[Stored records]
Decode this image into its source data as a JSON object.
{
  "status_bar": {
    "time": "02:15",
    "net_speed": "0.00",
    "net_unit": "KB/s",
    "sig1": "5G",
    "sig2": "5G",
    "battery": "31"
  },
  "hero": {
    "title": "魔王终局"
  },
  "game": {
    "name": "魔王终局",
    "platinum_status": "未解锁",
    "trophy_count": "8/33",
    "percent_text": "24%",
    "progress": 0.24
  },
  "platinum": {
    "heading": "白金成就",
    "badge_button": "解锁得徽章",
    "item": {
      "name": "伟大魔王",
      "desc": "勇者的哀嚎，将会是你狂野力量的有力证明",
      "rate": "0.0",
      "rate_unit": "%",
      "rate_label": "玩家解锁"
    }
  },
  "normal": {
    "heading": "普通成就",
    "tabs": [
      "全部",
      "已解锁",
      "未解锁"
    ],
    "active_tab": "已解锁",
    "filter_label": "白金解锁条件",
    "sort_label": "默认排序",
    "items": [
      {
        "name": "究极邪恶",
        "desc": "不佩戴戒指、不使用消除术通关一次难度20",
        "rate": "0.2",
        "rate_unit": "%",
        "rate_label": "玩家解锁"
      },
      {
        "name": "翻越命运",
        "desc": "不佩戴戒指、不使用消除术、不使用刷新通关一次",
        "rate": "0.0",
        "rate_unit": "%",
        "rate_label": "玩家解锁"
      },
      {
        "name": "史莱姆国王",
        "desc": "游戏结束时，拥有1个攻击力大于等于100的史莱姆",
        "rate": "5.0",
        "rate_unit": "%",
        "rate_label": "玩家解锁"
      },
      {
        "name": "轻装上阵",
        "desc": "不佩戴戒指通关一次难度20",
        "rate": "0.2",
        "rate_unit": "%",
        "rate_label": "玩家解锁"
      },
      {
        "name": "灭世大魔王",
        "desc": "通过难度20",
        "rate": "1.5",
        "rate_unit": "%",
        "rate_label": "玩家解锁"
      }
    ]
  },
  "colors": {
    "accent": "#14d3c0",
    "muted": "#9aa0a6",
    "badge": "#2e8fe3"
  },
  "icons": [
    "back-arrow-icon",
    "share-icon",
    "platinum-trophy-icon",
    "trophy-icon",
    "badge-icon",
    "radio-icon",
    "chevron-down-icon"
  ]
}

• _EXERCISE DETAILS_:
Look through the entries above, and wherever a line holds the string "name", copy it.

• _SOLUTION TO THIS EXERCISE_:
    "name": "魔王终局",
      "name": "伟大魔王",
        "name": "究极邪恶",
        "name": "翻越命运",
        "name": "史莱姆国王",
        "name": "轻装上阵",
        "name": "灭世大魔王",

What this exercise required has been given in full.